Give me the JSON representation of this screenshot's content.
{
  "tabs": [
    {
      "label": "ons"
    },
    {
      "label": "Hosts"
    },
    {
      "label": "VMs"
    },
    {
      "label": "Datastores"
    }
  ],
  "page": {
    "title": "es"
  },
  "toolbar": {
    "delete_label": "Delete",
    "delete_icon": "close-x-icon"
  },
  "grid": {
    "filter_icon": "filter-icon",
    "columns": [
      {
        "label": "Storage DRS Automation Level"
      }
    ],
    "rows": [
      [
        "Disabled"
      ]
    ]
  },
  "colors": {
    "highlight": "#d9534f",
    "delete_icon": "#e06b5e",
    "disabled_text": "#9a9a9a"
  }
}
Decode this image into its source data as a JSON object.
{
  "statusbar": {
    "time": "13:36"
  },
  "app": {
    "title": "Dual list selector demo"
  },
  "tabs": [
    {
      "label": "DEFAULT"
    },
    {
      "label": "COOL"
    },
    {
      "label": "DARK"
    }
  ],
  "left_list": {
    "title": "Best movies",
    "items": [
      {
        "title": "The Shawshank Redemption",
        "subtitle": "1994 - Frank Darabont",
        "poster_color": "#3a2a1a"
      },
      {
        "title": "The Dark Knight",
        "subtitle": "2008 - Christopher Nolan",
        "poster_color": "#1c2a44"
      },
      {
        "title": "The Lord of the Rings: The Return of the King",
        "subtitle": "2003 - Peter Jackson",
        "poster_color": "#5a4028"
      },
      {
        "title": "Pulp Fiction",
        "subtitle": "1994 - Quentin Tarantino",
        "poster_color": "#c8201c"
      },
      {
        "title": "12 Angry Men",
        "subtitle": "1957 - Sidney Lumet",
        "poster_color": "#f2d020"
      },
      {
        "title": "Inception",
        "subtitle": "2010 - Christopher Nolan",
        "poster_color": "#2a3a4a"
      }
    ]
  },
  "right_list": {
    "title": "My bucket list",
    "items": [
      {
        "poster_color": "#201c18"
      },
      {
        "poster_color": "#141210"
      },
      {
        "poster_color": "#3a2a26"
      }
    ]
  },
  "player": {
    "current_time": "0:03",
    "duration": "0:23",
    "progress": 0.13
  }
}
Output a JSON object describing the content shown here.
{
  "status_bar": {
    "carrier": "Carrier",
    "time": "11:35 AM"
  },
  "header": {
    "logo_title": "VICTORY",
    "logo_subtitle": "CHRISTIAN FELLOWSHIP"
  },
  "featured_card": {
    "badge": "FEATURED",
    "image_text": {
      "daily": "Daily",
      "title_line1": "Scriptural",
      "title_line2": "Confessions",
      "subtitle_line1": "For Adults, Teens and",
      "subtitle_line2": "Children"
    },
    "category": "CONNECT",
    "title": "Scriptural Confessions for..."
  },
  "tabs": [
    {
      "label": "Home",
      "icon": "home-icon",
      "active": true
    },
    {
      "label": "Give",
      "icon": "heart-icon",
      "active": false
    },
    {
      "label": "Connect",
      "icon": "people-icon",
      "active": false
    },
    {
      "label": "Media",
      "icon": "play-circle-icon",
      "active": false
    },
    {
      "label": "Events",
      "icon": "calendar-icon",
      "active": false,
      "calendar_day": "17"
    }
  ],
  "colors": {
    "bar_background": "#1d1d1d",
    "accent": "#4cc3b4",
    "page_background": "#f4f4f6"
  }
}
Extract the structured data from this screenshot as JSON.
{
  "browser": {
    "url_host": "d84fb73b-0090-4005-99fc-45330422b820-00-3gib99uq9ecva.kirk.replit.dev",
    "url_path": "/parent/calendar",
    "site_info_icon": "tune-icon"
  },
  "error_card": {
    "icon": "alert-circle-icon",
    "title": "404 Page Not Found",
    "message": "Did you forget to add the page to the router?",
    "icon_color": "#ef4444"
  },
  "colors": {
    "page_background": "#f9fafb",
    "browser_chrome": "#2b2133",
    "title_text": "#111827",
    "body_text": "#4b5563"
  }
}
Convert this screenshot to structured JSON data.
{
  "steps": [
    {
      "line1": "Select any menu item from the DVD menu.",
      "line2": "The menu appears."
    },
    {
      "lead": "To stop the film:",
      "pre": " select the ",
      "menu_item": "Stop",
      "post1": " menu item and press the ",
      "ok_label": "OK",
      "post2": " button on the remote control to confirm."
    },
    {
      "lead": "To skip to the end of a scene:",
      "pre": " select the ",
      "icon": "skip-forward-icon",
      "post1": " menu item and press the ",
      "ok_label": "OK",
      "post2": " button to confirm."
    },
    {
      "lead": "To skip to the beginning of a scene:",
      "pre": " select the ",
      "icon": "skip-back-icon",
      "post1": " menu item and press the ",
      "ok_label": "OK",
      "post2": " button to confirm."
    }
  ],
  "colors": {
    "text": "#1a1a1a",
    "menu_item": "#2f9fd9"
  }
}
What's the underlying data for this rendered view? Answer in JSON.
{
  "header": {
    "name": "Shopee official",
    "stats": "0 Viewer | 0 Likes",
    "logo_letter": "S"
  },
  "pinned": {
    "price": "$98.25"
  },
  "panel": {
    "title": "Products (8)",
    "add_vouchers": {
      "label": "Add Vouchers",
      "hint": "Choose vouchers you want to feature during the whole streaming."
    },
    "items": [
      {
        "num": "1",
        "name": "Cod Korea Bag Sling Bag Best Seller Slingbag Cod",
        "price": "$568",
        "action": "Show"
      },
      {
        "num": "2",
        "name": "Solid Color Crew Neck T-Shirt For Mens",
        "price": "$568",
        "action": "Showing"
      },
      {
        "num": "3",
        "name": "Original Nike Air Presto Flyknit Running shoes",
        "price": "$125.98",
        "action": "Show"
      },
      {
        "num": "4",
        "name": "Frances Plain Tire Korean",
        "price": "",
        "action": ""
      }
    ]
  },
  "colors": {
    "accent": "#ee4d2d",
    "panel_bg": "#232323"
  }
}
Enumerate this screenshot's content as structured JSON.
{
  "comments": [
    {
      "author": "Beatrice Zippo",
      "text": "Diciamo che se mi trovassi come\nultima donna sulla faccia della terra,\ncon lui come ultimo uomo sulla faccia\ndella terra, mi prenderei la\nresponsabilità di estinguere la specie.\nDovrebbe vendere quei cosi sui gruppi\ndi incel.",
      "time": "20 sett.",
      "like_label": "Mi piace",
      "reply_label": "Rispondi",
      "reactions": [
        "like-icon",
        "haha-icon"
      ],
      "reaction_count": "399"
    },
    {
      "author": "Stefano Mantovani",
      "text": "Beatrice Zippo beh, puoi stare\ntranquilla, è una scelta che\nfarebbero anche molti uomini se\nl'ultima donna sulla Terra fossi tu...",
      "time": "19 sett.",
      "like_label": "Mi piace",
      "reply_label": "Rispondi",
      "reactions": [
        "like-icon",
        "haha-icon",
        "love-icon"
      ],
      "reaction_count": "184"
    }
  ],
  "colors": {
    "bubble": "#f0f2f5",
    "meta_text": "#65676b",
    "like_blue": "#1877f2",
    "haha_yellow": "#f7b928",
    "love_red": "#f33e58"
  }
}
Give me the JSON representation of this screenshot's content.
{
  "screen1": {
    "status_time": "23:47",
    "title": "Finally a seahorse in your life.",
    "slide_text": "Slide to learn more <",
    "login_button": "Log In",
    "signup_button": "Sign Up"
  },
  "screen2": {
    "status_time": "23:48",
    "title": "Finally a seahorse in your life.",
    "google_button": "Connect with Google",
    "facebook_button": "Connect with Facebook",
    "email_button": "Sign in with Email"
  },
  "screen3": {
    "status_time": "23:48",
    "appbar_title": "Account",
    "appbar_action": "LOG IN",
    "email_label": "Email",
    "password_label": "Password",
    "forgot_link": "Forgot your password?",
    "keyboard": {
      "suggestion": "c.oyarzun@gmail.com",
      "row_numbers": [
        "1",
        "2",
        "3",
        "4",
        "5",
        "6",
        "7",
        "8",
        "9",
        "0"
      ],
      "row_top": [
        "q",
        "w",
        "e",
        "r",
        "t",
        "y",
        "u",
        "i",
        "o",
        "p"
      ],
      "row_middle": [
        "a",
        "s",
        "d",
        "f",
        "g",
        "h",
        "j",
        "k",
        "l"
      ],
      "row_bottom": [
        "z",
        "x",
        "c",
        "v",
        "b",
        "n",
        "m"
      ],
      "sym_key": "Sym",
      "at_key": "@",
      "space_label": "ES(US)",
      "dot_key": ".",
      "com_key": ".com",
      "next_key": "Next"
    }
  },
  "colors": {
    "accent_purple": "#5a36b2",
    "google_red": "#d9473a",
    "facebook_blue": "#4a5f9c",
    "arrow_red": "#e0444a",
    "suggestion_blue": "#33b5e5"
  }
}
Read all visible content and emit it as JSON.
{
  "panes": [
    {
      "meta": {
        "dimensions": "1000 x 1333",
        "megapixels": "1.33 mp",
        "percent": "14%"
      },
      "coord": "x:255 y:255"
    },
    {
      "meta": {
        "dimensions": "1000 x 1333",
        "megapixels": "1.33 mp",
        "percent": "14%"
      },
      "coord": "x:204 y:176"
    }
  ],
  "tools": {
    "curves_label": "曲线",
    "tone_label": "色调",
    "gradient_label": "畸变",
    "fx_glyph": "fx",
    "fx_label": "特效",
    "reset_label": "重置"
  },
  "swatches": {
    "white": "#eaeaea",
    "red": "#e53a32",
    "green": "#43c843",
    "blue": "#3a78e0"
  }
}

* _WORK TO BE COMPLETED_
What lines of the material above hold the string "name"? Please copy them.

* _ANSWER BOX_
    "name": "Shopee official",
        "name": "Cod Korea Bag Sling Bag Best Seller Slingbag Cod",
        "name": "Solid Color Crew Neck T-Shirt For Mens",
        "name": "Original Nike Air Presto Flyknit Running shoes",
        "name": "Frances Plain Tire Korean",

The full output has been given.